ASSIGNED TASK: Reproduce the records exactly.

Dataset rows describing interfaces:
_____

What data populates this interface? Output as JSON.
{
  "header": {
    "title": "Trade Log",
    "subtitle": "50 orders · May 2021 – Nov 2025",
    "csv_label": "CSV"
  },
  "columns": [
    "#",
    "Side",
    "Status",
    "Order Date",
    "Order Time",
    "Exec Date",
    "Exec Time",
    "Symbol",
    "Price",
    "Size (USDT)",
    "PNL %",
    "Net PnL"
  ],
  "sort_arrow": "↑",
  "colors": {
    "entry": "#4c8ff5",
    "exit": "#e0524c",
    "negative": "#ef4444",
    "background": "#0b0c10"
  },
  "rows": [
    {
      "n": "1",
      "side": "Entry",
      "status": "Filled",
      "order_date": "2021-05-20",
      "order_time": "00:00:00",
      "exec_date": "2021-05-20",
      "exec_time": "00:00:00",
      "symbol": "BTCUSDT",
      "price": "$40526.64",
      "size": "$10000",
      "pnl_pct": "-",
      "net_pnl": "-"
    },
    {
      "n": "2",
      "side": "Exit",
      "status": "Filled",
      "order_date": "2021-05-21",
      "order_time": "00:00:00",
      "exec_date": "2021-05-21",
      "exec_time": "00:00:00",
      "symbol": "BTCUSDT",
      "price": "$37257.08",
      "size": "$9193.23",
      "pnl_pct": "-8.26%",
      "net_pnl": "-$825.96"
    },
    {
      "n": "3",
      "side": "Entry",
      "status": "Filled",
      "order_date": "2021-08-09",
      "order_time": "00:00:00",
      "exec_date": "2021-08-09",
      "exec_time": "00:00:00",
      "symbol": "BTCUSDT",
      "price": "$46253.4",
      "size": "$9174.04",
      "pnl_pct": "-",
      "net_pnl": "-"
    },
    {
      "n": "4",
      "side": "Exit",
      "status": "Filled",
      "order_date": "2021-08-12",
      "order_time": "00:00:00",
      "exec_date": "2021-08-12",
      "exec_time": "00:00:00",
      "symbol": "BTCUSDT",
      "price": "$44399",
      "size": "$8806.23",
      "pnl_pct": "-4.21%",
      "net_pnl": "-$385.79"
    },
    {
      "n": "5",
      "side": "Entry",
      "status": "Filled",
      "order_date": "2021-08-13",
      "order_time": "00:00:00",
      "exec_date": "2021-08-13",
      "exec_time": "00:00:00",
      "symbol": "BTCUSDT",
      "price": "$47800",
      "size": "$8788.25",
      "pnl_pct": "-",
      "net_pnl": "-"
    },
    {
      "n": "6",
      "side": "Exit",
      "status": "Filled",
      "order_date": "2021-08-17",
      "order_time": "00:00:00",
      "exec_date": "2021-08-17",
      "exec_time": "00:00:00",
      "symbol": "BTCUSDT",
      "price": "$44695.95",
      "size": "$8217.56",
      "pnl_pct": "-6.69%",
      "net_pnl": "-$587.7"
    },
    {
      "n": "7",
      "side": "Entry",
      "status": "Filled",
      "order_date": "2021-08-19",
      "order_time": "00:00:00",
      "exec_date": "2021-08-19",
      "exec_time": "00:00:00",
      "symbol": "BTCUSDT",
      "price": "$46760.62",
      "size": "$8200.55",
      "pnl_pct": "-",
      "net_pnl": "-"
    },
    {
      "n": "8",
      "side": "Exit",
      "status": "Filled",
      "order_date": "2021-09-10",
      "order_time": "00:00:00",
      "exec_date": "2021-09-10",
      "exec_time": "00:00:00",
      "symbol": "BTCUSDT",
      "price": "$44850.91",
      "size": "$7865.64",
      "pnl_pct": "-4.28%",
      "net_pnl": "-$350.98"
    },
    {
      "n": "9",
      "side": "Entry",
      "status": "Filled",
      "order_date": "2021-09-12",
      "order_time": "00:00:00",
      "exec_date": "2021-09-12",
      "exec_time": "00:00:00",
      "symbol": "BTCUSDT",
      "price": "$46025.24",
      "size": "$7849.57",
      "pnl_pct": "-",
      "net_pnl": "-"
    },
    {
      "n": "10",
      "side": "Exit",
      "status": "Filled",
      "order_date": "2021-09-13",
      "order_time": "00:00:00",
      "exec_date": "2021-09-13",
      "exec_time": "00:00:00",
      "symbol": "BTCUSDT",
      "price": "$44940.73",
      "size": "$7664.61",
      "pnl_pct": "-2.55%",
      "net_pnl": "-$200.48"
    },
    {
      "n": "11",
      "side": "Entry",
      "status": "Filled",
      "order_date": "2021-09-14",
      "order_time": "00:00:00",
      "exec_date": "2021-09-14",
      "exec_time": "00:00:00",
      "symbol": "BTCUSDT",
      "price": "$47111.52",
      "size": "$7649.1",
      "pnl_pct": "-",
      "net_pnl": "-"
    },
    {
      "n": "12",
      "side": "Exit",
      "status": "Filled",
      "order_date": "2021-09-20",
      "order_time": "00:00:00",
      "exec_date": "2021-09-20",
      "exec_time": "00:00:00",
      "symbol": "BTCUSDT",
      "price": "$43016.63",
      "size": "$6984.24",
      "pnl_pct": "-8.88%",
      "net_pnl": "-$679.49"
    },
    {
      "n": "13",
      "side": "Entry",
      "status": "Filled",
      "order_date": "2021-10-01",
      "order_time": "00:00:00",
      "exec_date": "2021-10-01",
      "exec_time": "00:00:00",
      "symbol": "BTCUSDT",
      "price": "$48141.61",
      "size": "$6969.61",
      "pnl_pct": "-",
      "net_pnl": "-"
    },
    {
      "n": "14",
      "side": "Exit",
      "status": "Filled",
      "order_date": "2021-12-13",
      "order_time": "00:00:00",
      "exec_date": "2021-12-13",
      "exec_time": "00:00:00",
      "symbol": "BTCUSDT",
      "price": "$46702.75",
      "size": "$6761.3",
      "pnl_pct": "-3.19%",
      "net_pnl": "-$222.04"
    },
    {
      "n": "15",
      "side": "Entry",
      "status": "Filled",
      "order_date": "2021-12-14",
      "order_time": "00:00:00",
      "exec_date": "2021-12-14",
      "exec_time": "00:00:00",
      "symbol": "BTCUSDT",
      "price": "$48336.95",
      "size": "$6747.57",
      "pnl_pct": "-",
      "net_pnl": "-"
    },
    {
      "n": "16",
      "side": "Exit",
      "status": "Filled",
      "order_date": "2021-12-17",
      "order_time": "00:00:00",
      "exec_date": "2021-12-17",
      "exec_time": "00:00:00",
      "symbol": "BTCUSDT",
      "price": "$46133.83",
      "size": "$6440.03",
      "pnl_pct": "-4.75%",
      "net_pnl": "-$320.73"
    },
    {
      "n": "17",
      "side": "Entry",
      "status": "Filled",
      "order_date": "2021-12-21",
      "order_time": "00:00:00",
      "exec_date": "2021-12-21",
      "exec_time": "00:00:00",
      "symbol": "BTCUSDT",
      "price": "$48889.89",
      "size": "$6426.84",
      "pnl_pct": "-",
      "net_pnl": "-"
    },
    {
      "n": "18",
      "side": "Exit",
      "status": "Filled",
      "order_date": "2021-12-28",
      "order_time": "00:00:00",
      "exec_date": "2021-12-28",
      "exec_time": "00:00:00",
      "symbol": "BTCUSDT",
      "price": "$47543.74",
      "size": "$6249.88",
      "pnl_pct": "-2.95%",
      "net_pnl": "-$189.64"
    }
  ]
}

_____

EXERCISE ANSWER:
What data populates this interface? Output as JSON.
{
  "header": {
    "title": "Trade Log",
    "subtitle": "50 orders · May 2021 – Nov 2025",
    "csv_label": "CSV"
  },
  "columns": [
    "#",
    "Side",
    "Status",
    "Order Date",
    "Order Time",
    "Exec Date",
    "Exec Time",
    "Symbol",
    "Price",
    "Size (USDT)",
    "PNL %",
    "Net PnL"
  ],
  "sort_arrow": "↑",
  "colors": {
    "entry": "#4c8ff5",
    "exit": "#e0524c",
    "negative": "#ef4444",
    "background": "#0b0c10"
  },
  "rows": [
    {
      "n": "1",
      "side": "Entry",
      "status": "Filled",
      "order_date": "2021-05-20",
      "order_time": "00:00:00",
      "exec_date": "2021-05-20",
      "exec_time": "00:00:00",
      "symbol": "BTCUSDT",
      "price": "$40526.64",
      "size": "$10000",
      "pnl_pct": "-",
      "net_pnl": "-"
    },
    {
      "n": "2",
      "side": "Exit",
      "status": "Filled",
      "order_date": "2021-05-21",
      "order_time": "00:00:00",
      "exec_date": "2021-05-21",
      "exec_time": "00:00:00",
      "symbol": "BTCUSDT",
      "price": "$37257.08",
      "size": "$9193.23",
      "pnl_pct": "-8.26%",
      "net_pnl": "-$825.96"
    },
    {
      "n": "3",
      "side": "Entry",
      "status": "Filled",
      "order_date": "2021-08-09",
      "order_time": "00:00:00",
      "exec_date": "2021-08-09",
      "exec_time": "00:00:00",
      "symbol": "BTCUSDT",
      "price": "$46253.4",
      "size": "$9174.04",
      "pnl_pct": "-",
      "net_pnl": "-"
    },
    {
      "n": "4",
      "side": "Exit",
      "status": "Filled",
      "order_date": "2021-08-12",
      "order_time": "00:00:00",
      "exec_date": "2021-08-12",
      "exec_time": "00:00:00",
      "symbol": "BTCUSDT",
      "price": "$44399",
      "size": "$8806.23",
      "pnl_pct": "-4.21%",
      "net_pnl": "-$385.79"
    },
    {
      "n": "5",
      "side": "Entry",
      "status": "Filled",
      "order_date": "2021-08-13",
      "order_time": "00:00:00",
      "exec_date": "2021-08-13",
      "exec_time": "00:00:00",
      "symbol": "BTCUSDT",
      "price": "$47800",
      "size": "$8788.25",
      "pnl_pct": "-",
      "net_pnl": "-"
    },
    {
      "n": "6",
      "side": "Exit",
      "status": "Filled",
      "order_date": "2021-08-17",
      "order_time": "00:00:00",
      "exec_date": "2021-08-17",
      "exec_time": "00:00:00",
      "symbol": "BTCUSDT",
      "price": "$44695.95",
      "size": "$8217.56",
      "pnl_pct": "-6.69%",
      "net_pnl": "-$587.7"
    },
    {
      "n": "7",
      "side": "Entry",
      "status": "Filled",
      "order_date": "2021-08-19",
      "order_time": "00:00:00",
      "exec_date": "2021-08-19",
      "exec_time": "00:00:00",
      "symbol": "BTCUSDT",
      "price": "$46760.62",
      "size": "$8200.55",
      "pnl_pct": "-",
      "net_pnl": "-"
    },
    {
      "n": "8",
      "side": "Exit",
      "status": "Filled",
      "order_date": "2021-09-10",
      "order_time": "00:00:00",
      "exec_date": "2021-09-10",
      "exec_time": "00:00:00",
      "symbol": "BTCUSDT",
      "price": "$44850.91",
      "size": "$7865.64",
      "pnl_pct": "-4.28%",
      "net_pnl": "-$350.98"
    },
    {
      "n": "9",
      "side": "Entry",
      "status": "Filled",
      "order_date": "2021-09-12",
      "order_time": "00:00:00",
      "exec_date": "2021-09-12",
      "exec_time": "00:00:00",
      "symbol": "BTCUSDT",
      "price": "$46025.24",
      "size": "$7849.57",
      "pnl_pct": "-",
      "net_pnl": "-"
    },
    {
      "n": "10",
      "side": "Exit",
      "status": "Filled",
      "order_date": "2021-09-13",
      "order_time": "00:00:00",
      "exec_date": "2021-09-13",
      "exec_time": "00:00:00",
      "symbol": "BTCUSDT",
      "price": "$44940.73",
      "size": "$7664.61",
      "pnl_pct": "-2.55%",
      "net_pnl": "-$200.48"
    },
    {
      "n": "11",
      "side": "Entry",
      "status": "Filled",
      "order_date": "2021-09-14",
      "order_time": "00:00:00",
      "exec_date": "2021-09-14",
      "exec_time": "00:00:00",
      "symbol": "BTCUSDT",
      "price": "$47111.52",
      "size": "$7649.1",
      "pnl_pct": "-",
      "net_pnl": "-"
    },
    {
      "n": "12",
      "side": "Exit",
      "status": "Filled",
      "order_date": "2021-09-20",
      "order_time": "00:00:00",
      "exec_date": "2021-09-20",
      "exec_time": "00:00:00",
      "symbol": "BTCUSDT",
      "price": "$43016.63",
      "size": "$6984.24",
      "pnl_pct": "-8.88%",
      "net_pnl": "-$679.49"
    },
    {
      "n": "13",
      "side": "Entry",
      "status": "Filled",
      "order_date": "2021-10-01",
      "order_time": "00:00:00",
      "exec_date": "2021-10-01",
      "exec_time": "00:00:00",
      "symbol": "BTCUSDT",
      "price": "$48141.61",
      "size": "$6969.61",
      "pnl_pct": "-",
      "net_pnl": "-"
    },
    {
      "n": "14",
      "side": "Exit",
      "status": "Filled",
      "order_date": "2021-12-13",
      "order_time": "00:00:00",
      "exec_date": "2021-12-13",
      "exec_time": "00:00:00",
      "symbol": "BTCUSDT",
      "price": "$46702.75",
      "size": "$6761.3",
      "pnl_pct": "-3.19%",
      "net_pnl": "-$222.04"
    },
    {
      "n": "15",
      "side": "Entry",
      "status": "Filled",
      "order_date": "2021-12-14",
      "order_time": "00:00:00",
      "exec_date": "2021-12-14",
      "exec_time": "00:00:00",
      "symbol": "BTCUSDT",
      "price": "$48336.95",
      "size": "$6747.57",
      "pnl_pct": "-",
      "net_pnl": "-"
    },
    {
      "n": "16",
      "side": "Exit",
      "status": "Filled",
      "order_date": "2021-12-17",
      "order_time": "00:00:00",
      "exec_date": "2021-12-17",
      "exec_time": "00:00:00",
      "symbol": "BTCUSDT",
      "price": "$46133.83",
      "size": "$6440.03",
      "pnl_pct": "-4.75%",
      "net_pnl": "-$320.73"
    },
    {
      "n": "17",
      "side": "Entry",
      "status": "Filled",
      "order_date": "2021-12-21",
      "order_time": "00:00:00",
      "exec_date": "2021-12-21",
      "exec_time": "00:00:00",
      "symbol": "BTCUSDT",
      "price": "$48889.89",
      "size": "$6426.84",
      "pnl_pct": "-",
      "net_pnl": "-"
    },
    {
      "n": "18",
      "side": "Exit",
      "status": "Filled",
      "order_date": "2021-12-28",
      "order_time": "00:00:00",
      "exec_date": "2021-12-28",
      "exec_time": "00:00:00",
      "symbol": "BTCUSDT",
      "price": "$47543.74",
      "size": "$6249.88",
      "pnl_pct": "-2.95%",
      "net_pnl": "-$189.64"
    }
  ]
}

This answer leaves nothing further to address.